*** Opening Excerpted records ***
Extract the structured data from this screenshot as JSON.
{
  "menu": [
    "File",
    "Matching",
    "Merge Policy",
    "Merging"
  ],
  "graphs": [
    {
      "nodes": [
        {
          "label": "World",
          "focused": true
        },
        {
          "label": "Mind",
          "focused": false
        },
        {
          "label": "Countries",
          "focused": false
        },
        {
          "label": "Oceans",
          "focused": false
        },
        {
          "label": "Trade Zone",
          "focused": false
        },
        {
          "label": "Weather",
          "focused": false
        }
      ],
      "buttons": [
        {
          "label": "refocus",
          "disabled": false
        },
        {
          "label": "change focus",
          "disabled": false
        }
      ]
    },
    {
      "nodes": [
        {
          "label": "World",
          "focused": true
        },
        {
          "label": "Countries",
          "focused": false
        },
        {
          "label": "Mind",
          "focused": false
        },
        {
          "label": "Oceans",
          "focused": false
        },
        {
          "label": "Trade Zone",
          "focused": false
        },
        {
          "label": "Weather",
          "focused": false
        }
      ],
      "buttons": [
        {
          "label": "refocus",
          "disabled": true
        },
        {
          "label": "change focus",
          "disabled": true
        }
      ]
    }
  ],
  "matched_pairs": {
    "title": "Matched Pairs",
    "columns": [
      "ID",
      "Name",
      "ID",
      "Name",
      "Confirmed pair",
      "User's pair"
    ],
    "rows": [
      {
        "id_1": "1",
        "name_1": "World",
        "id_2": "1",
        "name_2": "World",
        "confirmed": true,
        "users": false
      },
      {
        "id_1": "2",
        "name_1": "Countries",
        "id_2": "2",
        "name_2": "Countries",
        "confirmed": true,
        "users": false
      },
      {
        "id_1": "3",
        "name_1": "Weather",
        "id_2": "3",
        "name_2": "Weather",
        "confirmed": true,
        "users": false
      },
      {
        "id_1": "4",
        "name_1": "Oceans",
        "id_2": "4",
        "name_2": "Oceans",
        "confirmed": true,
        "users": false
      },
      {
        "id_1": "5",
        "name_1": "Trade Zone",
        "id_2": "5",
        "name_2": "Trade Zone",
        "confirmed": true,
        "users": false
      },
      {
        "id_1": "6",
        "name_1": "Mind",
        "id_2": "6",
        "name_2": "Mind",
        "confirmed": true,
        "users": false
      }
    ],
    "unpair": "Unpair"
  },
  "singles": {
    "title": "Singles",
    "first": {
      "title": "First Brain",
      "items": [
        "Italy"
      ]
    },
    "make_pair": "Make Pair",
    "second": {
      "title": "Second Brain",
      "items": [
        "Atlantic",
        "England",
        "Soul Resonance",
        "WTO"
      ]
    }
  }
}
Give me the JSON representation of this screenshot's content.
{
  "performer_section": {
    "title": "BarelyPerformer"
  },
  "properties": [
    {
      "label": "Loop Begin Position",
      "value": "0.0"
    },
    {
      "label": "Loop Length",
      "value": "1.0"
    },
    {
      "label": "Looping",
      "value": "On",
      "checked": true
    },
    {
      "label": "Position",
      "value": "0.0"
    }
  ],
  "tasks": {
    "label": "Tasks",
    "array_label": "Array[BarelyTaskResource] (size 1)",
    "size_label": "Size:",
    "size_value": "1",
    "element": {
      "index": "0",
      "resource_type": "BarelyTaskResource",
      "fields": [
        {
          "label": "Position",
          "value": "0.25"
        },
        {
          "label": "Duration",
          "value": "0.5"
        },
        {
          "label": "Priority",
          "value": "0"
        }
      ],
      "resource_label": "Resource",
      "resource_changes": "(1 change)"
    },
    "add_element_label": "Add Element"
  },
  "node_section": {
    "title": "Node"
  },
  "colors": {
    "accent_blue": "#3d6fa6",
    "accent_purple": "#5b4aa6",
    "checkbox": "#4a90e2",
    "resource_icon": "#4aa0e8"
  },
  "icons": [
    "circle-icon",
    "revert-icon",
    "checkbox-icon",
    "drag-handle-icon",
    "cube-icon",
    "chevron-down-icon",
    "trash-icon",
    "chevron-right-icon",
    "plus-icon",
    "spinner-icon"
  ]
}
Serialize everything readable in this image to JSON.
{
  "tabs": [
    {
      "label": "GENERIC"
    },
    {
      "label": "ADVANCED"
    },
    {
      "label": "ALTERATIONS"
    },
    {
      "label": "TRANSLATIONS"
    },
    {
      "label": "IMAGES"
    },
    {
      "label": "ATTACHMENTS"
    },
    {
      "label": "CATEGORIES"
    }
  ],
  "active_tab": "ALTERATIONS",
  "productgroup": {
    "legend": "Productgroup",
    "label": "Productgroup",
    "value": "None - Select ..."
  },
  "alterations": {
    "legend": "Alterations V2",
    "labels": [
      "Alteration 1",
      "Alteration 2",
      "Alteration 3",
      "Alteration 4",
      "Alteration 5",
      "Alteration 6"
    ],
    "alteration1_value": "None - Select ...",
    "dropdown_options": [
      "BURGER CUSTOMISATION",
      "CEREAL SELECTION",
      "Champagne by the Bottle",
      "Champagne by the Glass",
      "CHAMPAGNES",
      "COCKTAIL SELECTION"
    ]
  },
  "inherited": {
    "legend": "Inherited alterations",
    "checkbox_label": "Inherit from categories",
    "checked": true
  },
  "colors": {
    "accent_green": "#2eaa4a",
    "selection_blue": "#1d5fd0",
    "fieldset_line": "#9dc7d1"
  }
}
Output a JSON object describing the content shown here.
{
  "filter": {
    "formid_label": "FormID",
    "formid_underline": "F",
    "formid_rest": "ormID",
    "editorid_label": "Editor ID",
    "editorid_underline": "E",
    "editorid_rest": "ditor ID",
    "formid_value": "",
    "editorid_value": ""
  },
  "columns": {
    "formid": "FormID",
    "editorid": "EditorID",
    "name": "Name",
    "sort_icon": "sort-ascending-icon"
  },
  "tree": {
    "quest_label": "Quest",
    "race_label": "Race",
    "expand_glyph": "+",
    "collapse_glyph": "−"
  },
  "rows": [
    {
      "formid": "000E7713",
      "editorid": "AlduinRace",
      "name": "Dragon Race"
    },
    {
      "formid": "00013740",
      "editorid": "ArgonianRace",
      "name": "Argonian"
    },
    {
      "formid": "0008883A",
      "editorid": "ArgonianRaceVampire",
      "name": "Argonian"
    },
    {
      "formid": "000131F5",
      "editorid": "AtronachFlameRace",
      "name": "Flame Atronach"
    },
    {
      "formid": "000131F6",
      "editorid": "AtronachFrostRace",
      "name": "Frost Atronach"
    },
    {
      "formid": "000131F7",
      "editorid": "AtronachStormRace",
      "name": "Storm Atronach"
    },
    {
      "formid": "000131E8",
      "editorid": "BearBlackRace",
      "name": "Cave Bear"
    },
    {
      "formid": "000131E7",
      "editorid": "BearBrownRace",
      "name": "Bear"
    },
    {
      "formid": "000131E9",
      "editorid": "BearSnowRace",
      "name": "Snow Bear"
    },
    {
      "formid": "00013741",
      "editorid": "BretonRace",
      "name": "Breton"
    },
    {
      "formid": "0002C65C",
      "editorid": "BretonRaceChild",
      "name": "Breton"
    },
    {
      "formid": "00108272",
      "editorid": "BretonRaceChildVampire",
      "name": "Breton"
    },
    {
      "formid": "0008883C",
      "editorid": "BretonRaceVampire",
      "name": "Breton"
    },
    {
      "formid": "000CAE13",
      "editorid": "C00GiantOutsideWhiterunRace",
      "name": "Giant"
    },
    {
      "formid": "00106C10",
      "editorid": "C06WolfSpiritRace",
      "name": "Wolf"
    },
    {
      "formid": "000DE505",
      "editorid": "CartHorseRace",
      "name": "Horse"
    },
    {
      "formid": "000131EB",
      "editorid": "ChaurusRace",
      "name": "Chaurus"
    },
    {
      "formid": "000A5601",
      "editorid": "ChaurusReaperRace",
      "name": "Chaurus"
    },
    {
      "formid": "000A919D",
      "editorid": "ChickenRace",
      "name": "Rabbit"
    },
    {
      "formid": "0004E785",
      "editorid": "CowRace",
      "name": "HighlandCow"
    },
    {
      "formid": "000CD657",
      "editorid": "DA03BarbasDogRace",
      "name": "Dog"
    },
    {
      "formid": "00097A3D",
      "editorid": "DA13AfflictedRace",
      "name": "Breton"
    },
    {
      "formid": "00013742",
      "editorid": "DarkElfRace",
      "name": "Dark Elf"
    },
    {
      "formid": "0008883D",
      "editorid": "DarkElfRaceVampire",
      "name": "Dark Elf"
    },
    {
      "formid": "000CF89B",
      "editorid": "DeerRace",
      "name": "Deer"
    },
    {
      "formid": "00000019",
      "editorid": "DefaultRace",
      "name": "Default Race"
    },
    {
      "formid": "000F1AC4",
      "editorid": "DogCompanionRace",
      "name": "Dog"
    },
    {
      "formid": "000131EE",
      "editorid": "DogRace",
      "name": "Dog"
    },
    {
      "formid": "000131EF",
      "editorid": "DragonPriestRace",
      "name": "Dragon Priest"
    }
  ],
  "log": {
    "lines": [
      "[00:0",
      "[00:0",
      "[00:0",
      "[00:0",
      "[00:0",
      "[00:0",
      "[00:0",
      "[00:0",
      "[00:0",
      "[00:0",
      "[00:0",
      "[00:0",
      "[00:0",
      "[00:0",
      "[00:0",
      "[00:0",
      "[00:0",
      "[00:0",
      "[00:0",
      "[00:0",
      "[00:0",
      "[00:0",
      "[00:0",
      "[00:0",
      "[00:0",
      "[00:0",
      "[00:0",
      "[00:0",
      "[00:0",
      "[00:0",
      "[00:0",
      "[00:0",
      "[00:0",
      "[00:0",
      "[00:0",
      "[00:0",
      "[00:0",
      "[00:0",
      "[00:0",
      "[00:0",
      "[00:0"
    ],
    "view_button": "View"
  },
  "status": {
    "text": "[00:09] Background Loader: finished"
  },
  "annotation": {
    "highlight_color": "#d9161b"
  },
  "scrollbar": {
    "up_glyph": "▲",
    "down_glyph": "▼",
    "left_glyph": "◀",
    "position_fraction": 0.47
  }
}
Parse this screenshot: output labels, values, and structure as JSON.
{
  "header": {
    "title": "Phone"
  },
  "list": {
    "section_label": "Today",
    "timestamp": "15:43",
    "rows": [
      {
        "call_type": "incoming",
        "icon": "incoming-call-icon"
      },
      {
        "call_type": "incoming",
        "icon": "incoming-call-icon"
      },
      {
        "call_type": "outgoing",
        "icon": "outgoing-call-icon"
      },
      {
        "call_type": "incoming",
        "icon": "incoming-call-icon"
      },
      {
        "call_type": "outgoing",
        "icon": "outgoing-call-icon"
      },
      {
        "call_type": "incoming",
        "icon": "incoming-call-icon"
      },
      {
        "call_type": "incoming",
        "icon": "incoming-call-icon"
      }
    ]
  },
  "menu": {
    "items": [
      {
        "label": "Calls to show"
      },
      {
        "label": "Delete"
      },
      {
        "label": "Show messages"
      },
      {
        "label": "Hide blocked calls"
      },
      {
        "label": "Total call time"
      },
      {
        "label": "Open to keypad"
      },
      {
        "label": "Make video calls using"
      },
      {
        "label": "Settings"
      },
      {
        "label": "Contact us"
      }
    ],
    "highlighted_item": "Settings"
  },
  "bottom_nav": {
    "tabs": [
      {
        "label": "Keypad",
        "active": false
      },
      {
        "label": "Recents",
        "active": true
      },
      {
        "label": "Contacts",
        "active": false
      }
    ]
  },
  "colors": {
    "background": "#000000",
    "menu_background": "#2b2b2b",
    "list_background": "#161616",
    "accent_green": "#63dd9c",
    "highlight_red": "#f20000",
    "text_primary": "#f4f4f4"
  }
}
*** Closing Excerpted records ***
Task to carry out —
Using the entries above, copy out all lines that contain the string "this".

Written reply —
Extract the structured data from this screenshot as JSON.
Give me the JSON representation of this screenshot's content.
Serialize everything readable in this image to JSON.
Parse this screenshot: output labels, values, and structure as JSON.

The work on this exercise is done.